by P. S. Gifford
|Wednesday, April 28, 2006
The Daring Exploits of Harry Smith,
Harry Smith looked at the bridge in front of him, swaying to and fro in the gusty breeze. He had traveled for three days straight and now this bridge was the only obstacle with him being reunited with his truest of loves- Hilda Davenport. He had met Hilda three months ago upon an ivory expedition, her father Colonel Reginald Davenport had not approved of Harry. In fact the Colonel would only consent on Harry marrying his youngest and fairest daughter if he had completed one task of bravery. He needed to march alone into the Winkepida jungle and return with the Wanti-Wenti necklace of the Ippi Yippi giant Pygmy tribe. The Ippi Yippi tribe’s folk were the tallest pygmy’s ever discovered, some being as tall as six and a half feet. The very bravest of the Ippi Yippi warriors, Eric, wore the aforementioned prized necklace about his neck. The only way that anyone could take it away him was by beating him in the scariest challenge known to all mankind. A ritual so disgusting, so incredible bloody and hideous, a test so vile and putrid that the authorities that be have decreed in their ultimate- albeit somewhat silly wisdom -that I do not elaborate any further. Just take my word for it is far ghastlier, terrifying and disgusting than anything your imagination could possibly conjure…
As you are a reader of great perception you have no doubt cottoned on, that after several days of marching through the forest, he made it to the infamous Ippi Yippi tribe.
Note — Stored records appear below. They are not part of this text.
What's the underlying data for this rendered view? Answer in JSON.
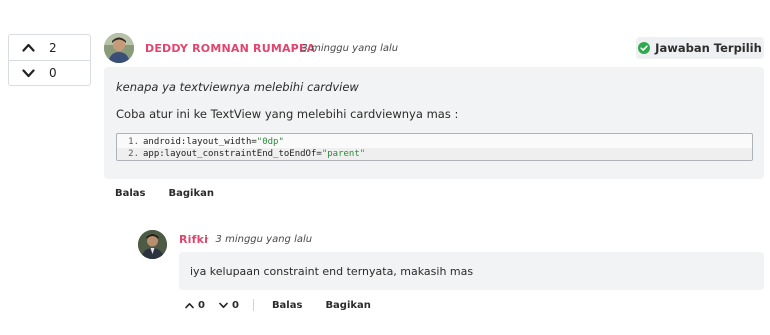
{
  "vote": {
    "up_count": "2",
    "down_count": "0"
  },
  "answer": {
    "author": "DEDDY ROMNAN RUMAPEA",
    "separator": "·",
    "time": "3 minggu yang lalu",
    "badge_label": "Jawaban Terpilih",
    "quote": "kenapa ya textviewnya melebihi cardview",
    "body": "Coba atur ini ke TextView yang melebihi cardviewnya mas :",
    "code": [
      {
        "num": "1.",
        "key": "android:layout_width=",
        "value": "\"0dp\""
      },
      {
        "num": "2.",
        "key": "app:layout_constraintEnd_toEndOf=",
        "value": "\"parent\""
      }
    ],
    "reply_label": "Balas",
    "share_label": "Bagikan"
  },
  "reply": {
    "author": "Rifki",
    "separator": "·",
    "time": "3 minggu yang lalu",
    "text": "iya kelupaan constraint end ternyata, makasih mas",
    "up_count": "0",
    "down_count": "0",
    "reply_label": "Balas",
    "share_label": "Bagikan"
  },
  "colors": {
    "author": "#e0456e",
    "check": "#2fa84f",
    "code_string": "#2a8a3a"
  }
}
Then he found Eric, who was as round as he was tall, and he was bloody well tall…. The challenge was made, and as the whole village gathered about to watch and cheer the aforementioned unmentionable ritual proceeded…Much to the amazement and disappointment of the tribe, Harry Smith, the definite under dog, who had odds of nearly 1,000-to 1 by an amazing bout of sleight of hand brought about one of the most uncanny and unlikely victories ever.
As the tribe all rolled about on their backs in shock, and the bookkeeper stabbed him self in his own heart, (Two rather daft, but lucky, tribe members had bet on Harry by complete accident.)Harry Smith grabbed the necklace and began his long and perilous journey back to Hilda.
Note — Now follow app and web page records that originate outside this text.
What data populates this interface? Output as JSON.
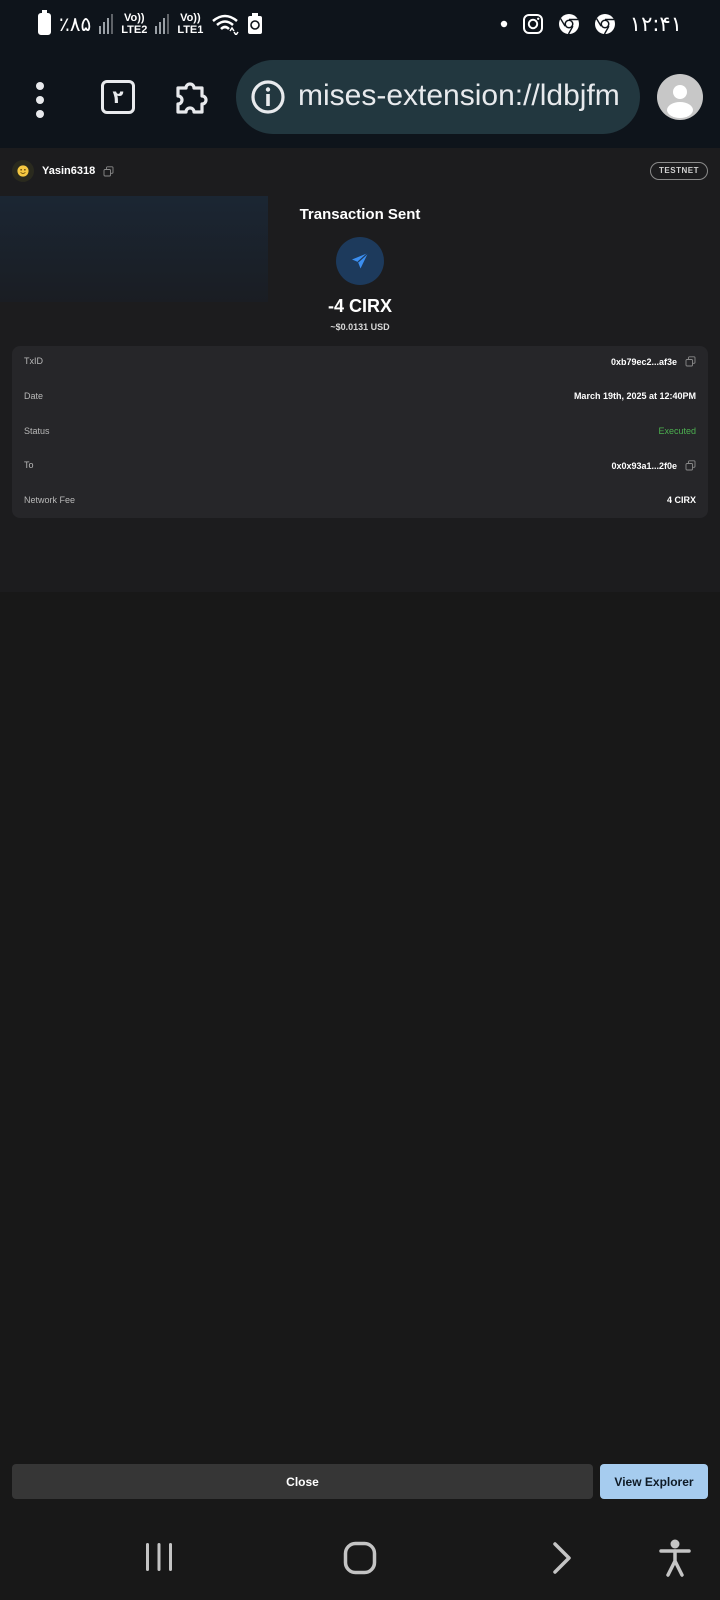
{
  "status_bar": {
    "battery_text": "٪۸۵",
    "sim2_label": "LTE2",
    "sim1_label": "LTE1",
    "volte_label": "Vo))",
    "time": "۱۲:۴۱"
  },
  "browser": {
    "tab_count": "۲",
    "url": "mises-extension://ldbjfm"
  },
  "wallet": {
    "account_name": "Yasin6318",
    "network_badge": "TESTNET",
    "title": "Transaction Sent",
    "amount": "-4 CIRX",
    "usd_value": "~$0.0131 USD",
    "details": [
      {
        "label": "TxID",
        "value": "0xb79ec2...af3e"
      },
      {
        "label": "Date",
        "value": "March 19th, 2025 at 12:40PM"
      },
      {
        "label": "Status",
        "value": "Executed"
      },
      {
        "label": "To",
        "value": "0x0x93a1...2f0e"
      },
      {
        "label": "Network Fee",
        "value": "4 CIRX"
      }
    ]
  },
  "actions": {
    "close_label": "Close",
    "explorer_label": "View Explorer"
  },
  "colors": {
    "status_ok": "#4caf50",
    "primary_button": "#a6ccef",
    "send_icon": "#3b8ef0"
  }
}
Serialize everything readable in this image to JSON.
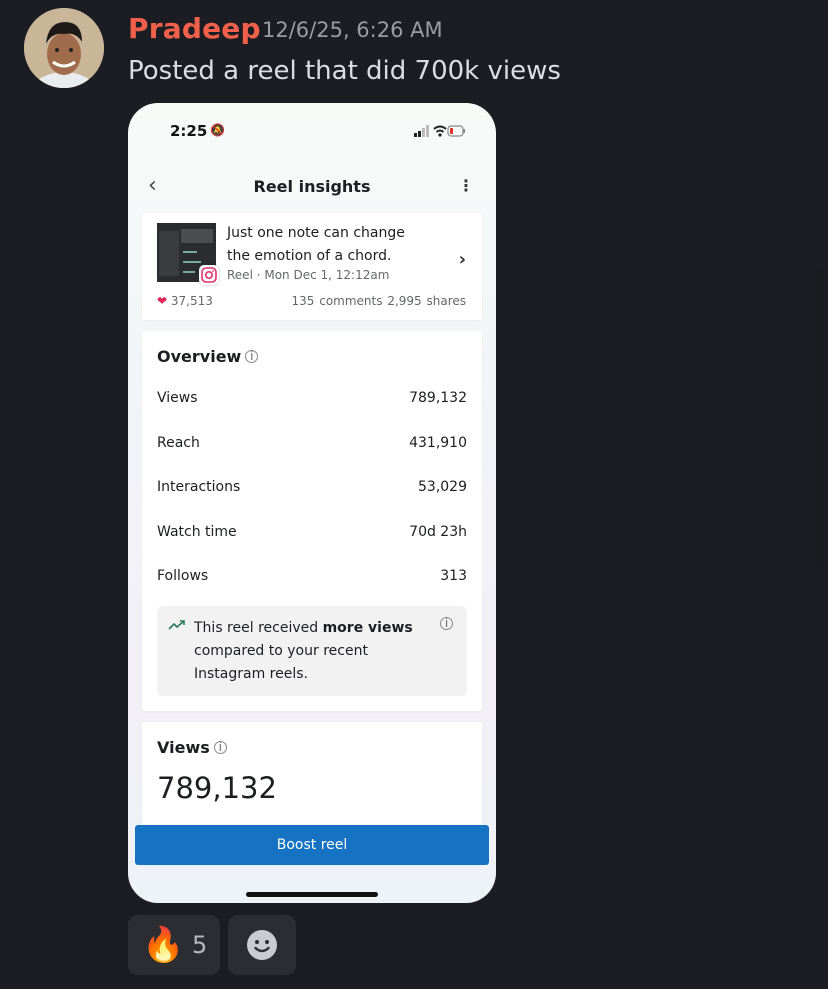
{
  "author": {
    "name": "Pradeep",
    "timestamp": "12/6/25, 6:26 AM"
  },
  "message": {
    "text": "Posted a reel that did 700k views"
  },
  "phone": {
    "status_time": "2:25",
    "nav": {
      "back_icon": "chevron-left-icon",
      "title": "Reel insights",
      "more_icon": "more-vertical-icon"
    },
    "post": {
      "caption_line1": "Just one note can change",
      "caption_line2": "the emotion of a chord.",
      "meta": "Reel · Mon Dec 1, 12:12am",
      "likes": "37,513",
      "comments": "135 comments",
      "shares": "2,995 shares"
    },
    "overview": {
      "title": "Overview",
      "rows": [
        {
          "label": "Views",
          "value": "789,132"
        },
        {
          "label": "Reach",
          "value": "431,910"
        },
        {
          "label": "Interactions",
          "value": "53,029"
        },
        {
          "label": "Watch time",
          "value": "70d 23h"
        },
        {
          "label": "Follows",
          "value": "313"
        }
      ],
      "insight_pre": "This reel received ",
      "insight_bold": "more views",
      "insight_line2": "compared to your recent",
      "insight_line3": "Instagram reels."
    },
    "views_card": {
      "title": "Views",
      "total": "789,132"
    },
    "boost_label": "Boost reel"
  },
  "reactions": [
    {
      "emoji": "🔥",
      "count": "5"
    },
    {
      "icon": "add-reaction-icon"
    }
  ],
  "colors": {
    "username": "#f0604a",
    "background": "#1c1d23",
    "boost": "#1673c3"
  }
}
When he reached the bridge his manly heart beat fast with excitement. “Wait to the Colonel sees this Necklace!” he thought out loud… “Soon I will wed my Hilda…” He begun across the bridge in high spirits…He wore the necklace proudly about his neck. He almost skipped along it his mood was so joyous…As he was half way across he heard his beloved Hilda, singing (if that is the appropriate term for it) their song… Barry Manilow’s charming evergreen classic I write the songs… Hilda watched on as Harry carefully made his way across the bridge…He was almost three quarters across, when it happened, the necklace came undone and fell, almost as if in some kind of cosmic slow motion, to the side of the bridge, and quite naturally in the classic fantastic storytelling fashion, looped it self miraculously about a broken post which was sticking out from the rope ladder. Harry realized, beyond a shadow of doubt that he had to retrieve it, as it was his only proof that he had completed the near impossible mission…He carefully knelt down …Then lay on his stomach…And then...Well, to tell you the honest truth, no-one is quite sure what happened Next. But, apparently a rather perilously strong sudden gust of wind unexpectedly gusted up…This caused the bridge to precariously rock from side to side, and as Harry watched on in horror he saw the necklace slipping menacingly close to the end of the post…Then as Hilda looked on, singing I write the songs even louder, Harry let go of his grip hold and reached his now shaking fingers to the necklace, and grasped it…
Just as he thought he once more had achieved victory, there was a second, even more powerful, gust of wind, and Harry flailed off the bridge, and as Hilda continued to watch on mortified, he crashed and actually bounced to a rather horrid, bloody and I suspect rather painful death upon the jagged rocks several hundred feet below...
Sad I know. But not every story has a happy ending I am afraid…That’s just life.
However, rumor has it that a few months later the lovely Hilda fell for a rather dashing and incredibly handsome English writer who she fell madly in love with after reading one of his short stories.